For one thing, not naming something leads to the invention of endless ways of talking about it without naming it. So what exactly are we not naming here? Is there a word that even in our modern and self-proclaimed openness about sex we still hesitate over before pronouncing? That we might refer to as muffin, fish pie, or honey-pot? To go to the heart of the matter (heart also being an ancient symbol of female anatomy and sexuality) what we are not talking about here is: “the monosyllable,” as Francis Grose put it in his 1811 Dictionary of the Vulgar Tongue. Here is the entry under “bun”:
Bun. A common name for a rabbit, also for the monosyllable. To touch bun for luck; a practice observed among sailors going on a cruize.

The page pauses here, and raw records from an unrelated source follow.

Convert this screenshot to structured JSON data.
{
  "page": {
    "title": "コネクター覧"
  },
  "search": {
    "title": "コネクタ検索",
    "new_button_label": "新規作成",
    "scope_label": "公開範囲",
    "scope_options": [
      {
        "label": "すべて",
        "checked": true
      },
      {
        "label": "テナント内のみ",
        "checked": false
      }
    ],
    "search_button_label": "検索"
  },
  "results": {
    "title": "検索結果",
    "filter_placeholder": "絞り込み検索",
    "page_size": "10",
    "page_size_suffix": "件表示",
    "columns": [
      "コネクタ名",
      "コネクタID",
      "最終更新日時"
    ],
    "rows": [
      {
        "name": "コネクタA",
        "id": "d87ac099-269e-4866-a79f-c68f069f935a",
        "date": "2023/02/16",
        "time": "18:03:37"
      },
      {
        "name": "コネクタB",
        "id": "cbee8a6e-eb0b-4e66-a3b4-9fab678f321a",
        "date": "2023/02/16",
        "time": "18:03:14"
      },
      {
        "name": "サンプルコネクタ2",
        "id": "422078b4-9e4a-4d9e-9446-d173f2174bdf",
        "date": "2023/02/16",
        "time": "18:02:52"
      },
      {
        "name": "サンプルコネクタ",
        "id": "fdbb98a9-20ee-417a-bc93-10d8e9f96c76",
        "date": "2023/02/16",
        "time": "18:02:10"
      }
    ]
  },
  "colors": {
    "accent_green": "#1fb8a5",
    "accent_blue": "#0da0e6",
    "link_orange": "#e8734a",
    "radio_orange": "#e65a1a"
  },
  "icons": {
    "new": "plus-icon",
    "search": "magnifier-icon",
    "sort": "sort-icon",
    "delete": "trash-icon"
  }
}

Baked goods, lucky rabbit’s feet, and playboy bunnies all meet here. What Francis called the monosyllable, Aphra Behn in 1684 described as an altar:
Where Gods of Love do sacirfice:
That Awful Throne, that Paradice
Where Rage is calm'd, and Anger pleas'd;
That Fountain where Delight still flows,
And gives the Universal World Repose.
Euphemisms for bun run the gamut from eternal fountain to porridge. “Crowdie mowdie” meant porridge in the sixteenth century and was used as a term of endearment along with “honey cakes” —echoing in the eighteenth and nineteenth century terms “honey bunny” and “lovey dovey.” (Which came first, the phrase “bunny cakes” or the popularization of baking cakes in bunny form?) “My Juggy my puggy my honey my bunny” is a line from a book of popular songs published in the early eighteenth century by the leading music publisher of that time. Many of these songs were spicy, salty, gamy, or saucy, and spell out love in the kitchen—the powerful underground link between food and sex.
The bun and bunny connection has a rather checkered past. Coney, a word meaning rabbit, used to be pronounced as rhyming with bunny or honey—creating a lingual proximity with the monosyllable that was just too hot to handle in the nineteenth century, when a “formal” pronunciation of coney with a long “o” was suggested. Taken in this light, ancient spring rituals using rabbits and eggs as totems pungently evoke the presence of a goddess figure.
Rabbit was a commonly eaten meat during its inception as a euphemism, and many animals that found their way onto the table and into the mouth were used as pet names for lovers—like “lambkin” and “unweened calf.” Other food terms from the 1811 Dictionary of the Vulgar Tongue: apple dumpling shop for “a woman’s bosom.” Phrases that need no explanation: buttered bun, mackerel, laced mutton; and on the male side of things, sugar stick and lobster. Lobster was a slang term for soldier and Francis gives us this interesting bit of history:
“ ‘I will not make a lobster kettle of my ****,’ a reply frequently made by the nymphs of the Point at Portsmouth, when requested by a soldier to grant him a favour.”
One can only assume that Francis, in the interests of his dictionary, hung out among the prostitutes of Portsmouth waiting for slang to drop from their lips.
The kitchen landscape is a fertile source for euphemisms about death as well. We say: he’s toast, his goose is cooked, he’s food for worms. In the trenches during the First World War, different kinds of shells came to be known as jam pots, sausages, plum puddings, or potato mashers. Lurking behind all this language, shadowy but present, meting out the best and the worst life has to offer, seems to be the eternal image of a kitchen goddess—invisible, unnamed, all-powerful.
Pix from top
Title page from Francis Grose's Dictionary of the Vulgar Tongue
A photograph by Wiki Commons user Tangi Bertin. This file is licensed under Creative Commons Attribution ShareAlike 2.0 License
Photo of a Rabbit by Wiki Commons user Love Krittaya. This photo has been released into the public domain by Krittaya
William Hogarth, Industry and Idleness, Plate 7; The Idle 'Prentice return'd from Sea, & in a Garret with common Prostitute